Afghanistan’s main intelligence agency said Wednesday that the reclusive Taliban leader Mullah Mohammad Omar has been dead for more than two years.
The one-eyed, secretive head of the Taliban hosted Osama Bin Laden’s al-Qaida in the years leading up to the Sept. 11 attacks and then waged a decade-long insurgency against U.S. troops after the 2001 invasion that ended Taliban rule.
He has not been seen in public since fleeing the invasion over the border into Pakistan.
Abdul Hassib Sediqi, the spokesman for Afghanistan’s National Directorate of Security, said Mullah Omar died in a hospital in the Pakistani city of Karachi in April 2013.
“We confirm officially that he is dead,” he told The Associated Press.
It was not immediately clear why his death was only being announced now. Neither the Taliban nor Pakistani officials could immediately be reached for comment.
A Pakistani security official, speaking on condition of anonymity as he wasn’t authorized to brief journalists, had earlier dismissed rumors of Mullah Omar’s death as “speculation” designed to disrupt peace talks.
Representatives of the Afghan government and the Taliban are due to meet on Friday in Pakistan for a second round of official talks aimed at ending the war that is nearing its 14th year.
“He was very sick in a Karachi hospital and died suspiciously there,” Sediqi said, without elaborating. He said the Afghan government had been aware of Mullah Omar’s death for two years and had made it public on a number of occasions.
Earlier, Zafar Hashemi, the deputy spokesman for Afghan President Ashraf Ghani, said the government was investigating reports that the Taliban leader was dead.
Confirmation of Mullah Omar’s death could complicate the peace process as it removes a figurehead for the insurgents, who until now have appeared to act collectively but are believed to be split on whether to continue the war or negotiate with Ghani’s government.
Ending the war has been a main priority for Ghani since he took office last year.
“Whether he is dead or alive is important because he is the collective figure for the Taliban,” said a Western diplomat with connections to the Taliban leadership. “If he is dead, it would be much more difficult to get negotiations with the Taliban because there would be no collective figure to rally around and take collective responsibility for entering peace talks.”
The diplomat spoke on condition of anonymity as he was not authorized to brief journalists about the situation.
Taliban insurgents have spread their war from the traditional southern and eastern heartlands bordering Pakistan to northern Afghanistan this year.
In recent weeks, the insurgents have taken control of remote districts in Badakhshan province, and continue to launch mass attacks on districts in Kunduz province, a strategically located region bordering Tajikistan.

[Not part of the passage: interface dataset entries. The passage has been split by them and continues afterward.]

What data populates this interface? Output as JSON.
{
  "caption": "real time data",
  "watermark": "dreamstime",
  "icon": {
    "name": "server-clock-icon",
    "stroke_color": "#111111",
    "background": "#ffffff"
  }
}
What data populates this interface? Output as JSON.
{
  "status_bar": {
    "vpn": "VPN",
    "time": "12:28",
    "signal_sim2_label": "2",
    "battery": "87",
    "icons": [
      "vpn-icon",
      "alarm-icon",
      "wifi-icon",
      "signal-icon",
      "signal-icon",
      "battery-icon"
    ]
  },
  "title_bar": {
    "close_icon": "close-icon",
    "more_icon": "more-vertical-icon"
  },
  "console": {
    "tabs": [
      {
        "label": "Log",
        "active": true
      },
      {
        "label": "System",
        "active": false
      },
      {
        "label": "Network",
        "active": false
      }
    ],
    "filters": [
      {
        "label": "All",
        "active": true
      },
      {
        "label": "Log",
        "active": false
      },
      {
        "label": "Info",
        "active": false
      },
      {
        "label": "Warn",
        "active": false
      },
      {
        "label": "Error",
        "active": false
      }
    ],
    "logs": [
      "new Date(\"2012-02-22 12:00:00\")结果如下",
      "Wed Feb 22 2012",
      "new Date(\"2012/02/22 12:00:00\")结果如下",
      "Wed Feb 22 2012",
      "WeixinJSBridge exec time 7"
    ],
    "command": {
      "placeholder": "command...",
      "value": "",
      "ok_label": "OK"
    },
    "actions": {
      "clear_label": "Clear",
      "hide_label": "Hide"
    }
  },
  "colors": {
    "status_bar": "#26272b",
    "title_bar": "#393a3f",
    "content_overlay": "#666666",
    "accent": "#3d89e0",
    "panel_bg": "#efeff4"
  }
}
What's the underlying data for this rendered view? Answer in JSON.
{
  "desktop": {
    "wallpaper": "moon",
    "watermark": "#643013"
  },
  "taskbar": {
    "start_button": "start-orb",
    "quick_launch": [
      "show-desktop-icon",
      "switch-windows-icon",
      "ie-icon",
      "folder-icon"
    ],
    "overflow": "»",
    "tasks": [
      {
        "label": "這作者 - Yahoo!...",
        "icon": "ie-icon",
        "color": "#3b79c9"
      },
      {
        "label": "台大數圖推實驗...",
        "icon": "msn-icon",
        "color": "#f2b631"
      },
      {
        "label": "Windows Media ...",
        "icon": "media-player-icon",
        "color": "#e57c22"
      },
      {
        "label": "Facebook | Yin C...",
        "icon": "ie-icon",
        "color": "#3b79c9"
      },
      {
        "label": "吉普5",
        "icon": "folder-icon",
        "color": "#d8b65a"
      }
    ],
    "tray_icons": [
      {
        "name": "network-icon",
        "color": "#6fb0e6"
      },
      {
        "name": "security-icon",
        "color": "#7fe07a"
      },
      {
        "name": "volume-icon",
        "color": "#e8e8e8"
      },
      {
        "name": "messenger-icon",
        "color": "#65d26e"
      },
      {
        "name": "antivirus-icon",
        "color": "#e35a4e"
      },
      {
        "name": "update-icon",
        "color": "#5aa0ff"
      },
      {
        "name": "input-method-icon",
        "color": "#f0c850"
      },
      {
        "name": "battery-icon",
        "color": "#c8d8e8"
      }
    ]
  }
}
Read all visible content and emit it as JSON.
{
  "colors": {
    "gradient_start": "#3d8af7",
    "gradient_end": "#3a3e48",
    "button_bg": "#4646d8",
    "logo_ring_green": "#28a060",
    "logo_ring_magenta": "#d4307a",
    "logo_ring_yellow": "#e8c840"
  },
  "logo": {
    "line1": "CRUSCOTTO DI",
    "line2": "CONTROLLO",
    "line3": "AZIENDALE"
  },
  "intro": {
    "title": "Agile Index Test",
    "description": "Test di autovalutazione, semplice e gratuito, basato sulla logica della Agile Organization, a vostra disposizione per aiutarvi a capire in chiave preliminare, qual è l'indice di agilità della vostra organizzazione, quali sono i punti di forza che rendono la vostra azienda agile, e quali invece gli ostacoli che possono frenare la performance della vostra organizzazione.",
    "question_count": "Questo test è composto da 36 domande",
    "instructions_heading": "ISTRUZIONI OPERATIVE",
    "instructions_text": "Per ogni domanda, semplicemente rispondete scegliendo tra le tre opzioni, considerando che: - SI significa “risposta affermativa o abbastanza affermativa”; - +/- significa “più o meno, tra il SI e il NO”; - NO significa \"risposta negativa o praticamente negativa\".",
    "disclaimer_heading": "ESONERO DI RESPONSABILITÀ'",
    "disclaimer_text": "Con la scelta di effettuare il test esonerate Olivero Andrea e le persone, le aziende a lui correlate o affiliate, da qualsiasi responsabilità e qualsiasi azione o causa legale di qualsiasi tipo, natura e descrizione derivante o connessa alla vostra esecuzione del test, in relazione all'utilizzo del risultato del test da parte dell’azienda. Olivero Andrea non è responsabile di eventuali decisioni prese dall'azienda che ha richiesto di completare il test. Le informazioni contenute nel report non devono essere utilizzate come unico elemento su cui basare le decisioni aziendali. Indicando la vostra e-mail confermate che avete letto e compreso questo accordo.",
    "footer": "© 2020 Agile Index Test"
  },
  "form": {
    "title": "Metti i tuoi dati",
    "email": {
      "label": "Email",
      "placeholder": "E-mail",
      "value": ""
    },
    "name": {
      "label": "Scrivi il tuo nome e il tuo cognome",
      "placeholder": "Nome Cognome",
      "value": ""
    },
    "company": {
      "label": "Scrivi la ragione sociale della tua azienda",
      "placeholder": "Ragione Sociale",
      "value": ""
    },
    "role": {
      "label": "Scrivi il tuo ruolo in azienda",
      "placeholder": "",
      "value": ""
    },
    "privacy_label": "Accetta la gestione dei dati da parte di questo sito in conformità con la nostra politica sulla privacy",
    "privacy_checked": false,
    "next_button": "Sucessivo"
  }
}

The strategy has spread Afghan military resources thin after U.S. and NATO forces ended their combat mission at the end of last year.
Report by Associated Press.